List of Figures and TablesAcknowledgmentsPrefacePart I: IntroductionPart II: Transformations in the Recording IndustryChapter 1Recording Industry in Transition Chapter 2The Expansion of Consumption in the Recording IndustryPart III: The State in MusicChapter 3Copyright: A Critical ExplorationChapter 4Critical JuncturesPart IV: The Recording Industry and LaborChapter 5Musician LaborChapter 6Victims, Musicians and MetallicaPart V: Digital Distribution and SurveillanceChapter 7Distribution Then and NowChapter 8Watching Music ConsumptionPart VI: ConclusionBibliographyNotesIndex

Editorial Reviews

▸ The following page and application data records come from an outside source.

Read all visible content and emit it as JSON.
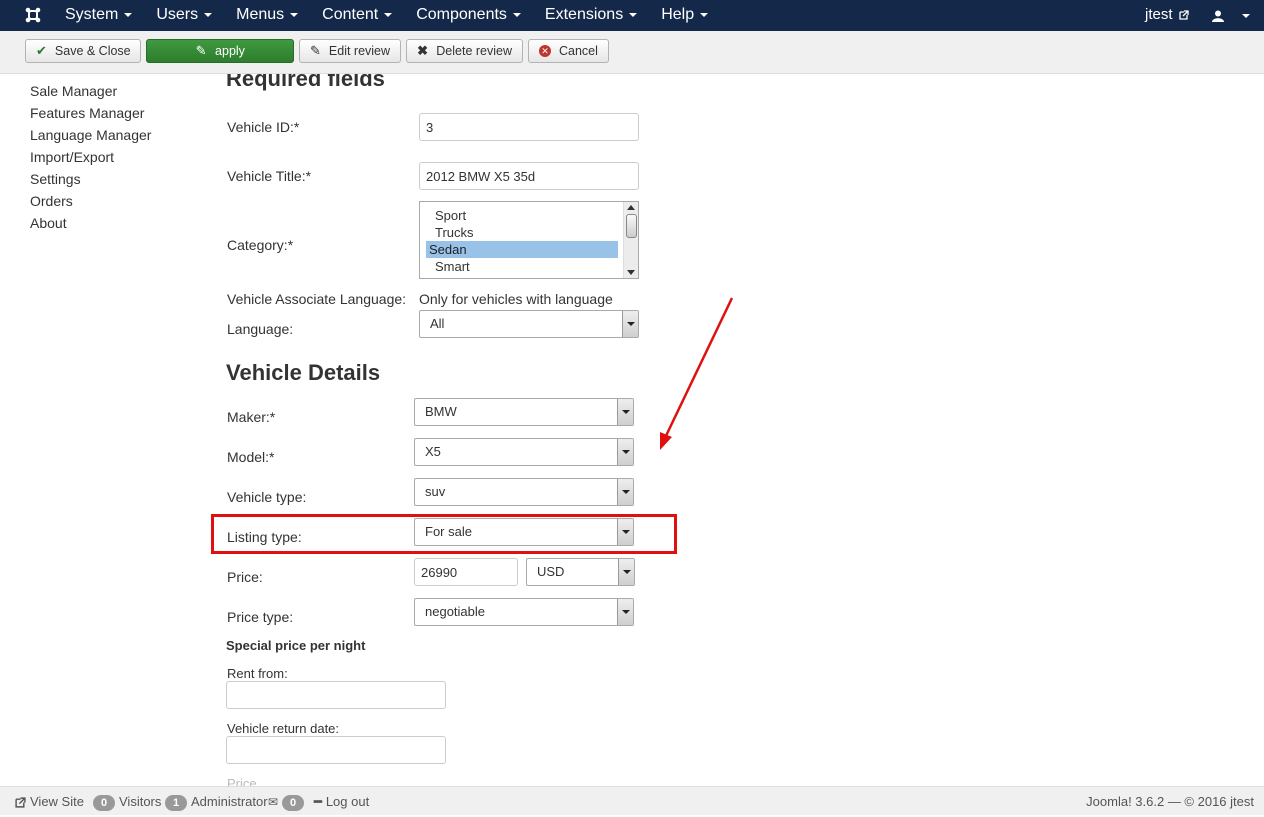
{
  "navbar": {
    "menu": [
      "System",
      "Users",
      "Menus",
      "Content",
      "Components",
      "Extensions",
      "Help"
    ],
    "user": "jtest"
  },
  "toolbar": {
    "save_close": "Save & Close",
    "apply": "apply",
    "edit_review": "Edit review",
    "delete_review": "Delete review",
    "cancel": "Cancel"
  },
  "sidebar": {
    "items": [
      "Sale Manager",
      "Features Manager",
      "Language Manager",
      "Import/Export",
      "Settings",
      "Orders",
      "About"
    ]
  },
  "form": {
    "required_heading": "Required fields",
    "vehicle_id_label": "Vehicle ID:*",
    "vehicle_id_value": "3",
    "vehicle_title_label": "Vehicle Title:*",
    "vehicle_title_value": "2012 BMW X5 35d",
    "category_label": "Category:*",
    "category_options": [
      "Sport",
      "Trucks",
      "Sedan",
      "Smart"
    ],
    "category_selected": "Sedan",
    "assoc_lang_label": "Vehicle Associate Language:",
    "assoc_lang_note": "Only for vehicles with language",
    "language_label": "Language:",
    "language_value": "All",
    "details_heading": "Vehicle Details",
    "maker_label": "Maker:*",
    "maker_value": "BMW",
    "model_label": "Model:*",
    "model_value": "X5",
    "vehicle_type_label": "Vehicle type:",
    "vehicle_type_value": "suv",
    "listing_type_label": "Listing type:",
    "listing_type_value": "For sale",
    "price_label": "Price:",
    "price_value": "26990",
    "currency_value": "USD",
    "price_type_label": "Price type:",
    "price_type_value": "negotiable",
    "special_heading": "Special price per night",
    "rent_from_label": "Rent from:",
    "return_date_label": "Vehicle return date:",
    "price_partial_label": "Price"
  },
  "statusbar": {
    "view_site": "View Site",
    "visitors_count": "0",
    "visitors_label": "Visitors",
    "admin_count": "1",
    "admin_label": "Administrator",
    "messages_count": "0",
    "logout": "Log out",
    "version": "Joomla! 3.6.2 — © 2016 jtest"
  },
  "colors": {
    "navbar_bg": "#142849",
    "apply_green": "#3f9a3f",
    "highlight_red": "#e01010",
    "selected_option": "#99c2e8"
  }
}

David Arditi's well-timed book, iTake-Over: The Recording Industry in the Digital Era examines the spurious relationship between digital downloads and the proposed end of the commercial recording industry. During this period record labels executives, their representatives and the general media foretold demise of recorded music with the development of mp3 file format. We continue to face an unparalleled era of accelerated change. How music executives respond and adapt to new realities will determine the success of their organizations. This well researched book is highly recommended for artists and practitioners, especially executives who will inevitably face new challenges to the creation, production, distribution and consumption of recorded music.